once.. very useful

http://tinyurl.com/2e7e4

8. ### roryGuest

you can use a regular meter to test video signal also.

9. ### AegisGuest

Explain that.

[/QUOTE]

11. ### AegisGuest

Still waiting to see how you get a peak-to-peak measurement from a meter.

12. ### G. MorganGuest

RMS voltage x 1.414 x 2

13. ### AegisGuest

Huh? So if the RMS voltage is 2v, then 2 x 1.414 x 2 ?

14. ### G. MorganGuest

Someone named "Aegis" <> Proclaimed on Tue, 20 Apr
2004 21:15:01 GMT,

yes
If RMS= 2V then PP~5.656V

1.414 is rounded sqrt of 2

you multiply by 2 because RMS times 1.414 is Peak

15. ### AegisGuest

..707 is the inverse of 1.414... I know the formula, but yours didn't have an
equal sign and didn't make sense at the time.

Vrms = Vpeak (or Vp-p/2) x .707 and Vp-p = Vrms x 1.414 x 2

However, that's all fine and dandy if your meter is sensitive enough... A
Fluke 72, for instance, is not... It puts a load on the circuit and will
throw off your adjustments (at least at the 1Vp-p level). Most techs don't
have an RMS meter that won't augment the readings with its own built-in load
assuming they have an RMS meter at all.
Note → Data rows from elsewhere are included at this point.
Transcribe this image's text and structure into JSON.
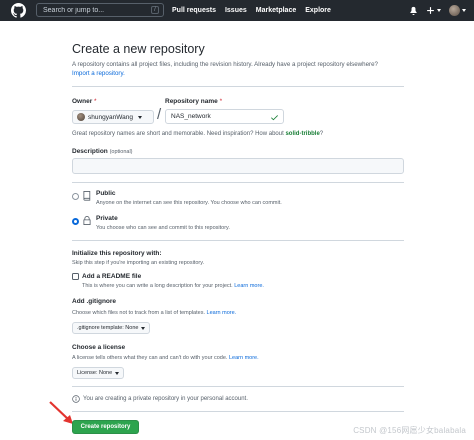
{
  "topbar": {
    "search_placeholder": "Search or jump to...",
    "search_key": "/",
    "nav": [
      "Pull requests",
      "Issues",
      "Marketplace",
      "Explore"
    ],
    "icons": [
      "github-logo-icon",
      "bell-icon",
      "plus-icon",
      "avatar"
    ]
  },
  "page": {
    "title": "Create a new repository",
    "subtitle": "A repository contains all project files, including the revision history. Already have a project repository elsewhere?",
    "import_link": "Import a repository."
  },
  "owner": {
    "label": "Owner",
    "required_mark": "*",
    "value": "shungyanWang"
  },
  "repo_name": {
    "label": "Repository name",
    "required_mark": "*",
    "value": "NAS_network",
    "separator": "/"
  },
  "name_hint": {
    "text": "Great repository names are short and memorable. Need inspiration? How about",
    "suggestion": "solid-tribble",
    "end": "?"
  },
  "description": {
    "label": "Description",
    "optional": "(optional)",
    "value": ""
  },
  "visibility": {
    "selected": "private",
    "public_title": "Public",
    "public_desc": "Anyone on the internet can see this repository. You choose who can commit.",
    "private_title": "Private",
    "private_desc": "You choose who can see and commit to this repository."
  },
  "initialize": {
    "title": "Initialize this repository with:",
    "desc": "Skip this step if you're importing an existing repository.",
    "readme_label": "Add a README file",
    "readme_checked": false,
    "readme_desc": "This is where you can write a long description for your project.",
    "readme_link": "Learn more."
  },
  "gitignore": {
    "title": "Add .gitignore",
    "desc": "Choose which files not to track from a list of templates.",
    "link": "Learn more.",
    "select_label": ".gitignore template: None"
  },
  "license": {
    "title": "Choose a license",
    "desc": "A license tells others what they can and can't do with your code.",
    "link": "Learn more.",
    "select_label": "License: None"
  },
  "footer": {
    "info": "You are creating a private repository in your personal account.",
    "create_button": "Create repository",
    "watermark": "CSDN @156网扈少女balabala"
  },
  "colors": {
    "header_bg": "#24292f",
    "primary_button": "#2da44e",
    "link": "#0969da",
    "arrow": "#e3342f"
  }
}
Have you actually tried this in
practice?

Then again, most techs don't have o-scopes either (or would know what to do
with one if they did).

16. ### G. MorganGuest

Nope.. Never had to. I have installed many auto-iris lenses and never
heard of measuring 1Vp-p !!

Also I wouldn't rely on a RMS meter and that formula to calculate a
p-p voltage in the 1V level at all! :0

I know what you were really saying to the guy who wanted to use his
meter for "measuring video signal" I concur - can't be done. It's
p-p voltage with a meter " when I chimed in.
It's been 10 years since I used a scope - I wouldn't know how to use
it now either!

-Graham

P.S.
(ironically it's been over 10 years since Bass used Scope or any other
brand mouthwash)

17. ### roryGuest

you wont get peak to peak, but you can tell if it is getting a good signal.

18. ### AegisGuest

Tell me what exactly you are looking for... Are you measuring AC voltage
with an RMS meter?
I really am curious to see how this is done... seriously.

19. ### DavidGuest

For very-low-frequencies, if you're looking for 1Vp-p, in a pinch you
*could* use a really good, accurate RMS AC meter and adjust it for a reading
of .353 volts.
That's cause: Vrms = Vpp x .353 (and Vpp = Vrms x 2.83)

But then you have to wonder, if that RMS AC meter will give an accurate
Most Rms meters are real accurate at 60 hz, I think. Forget about accuracy
at video frequencies...

For an accurate reading, I think you're hosed without a scope.

-Dave

20. ### AegisGuest

I agree, but he insisted... If he is correct, I must know his technique...
Frankly, I don't see it happening.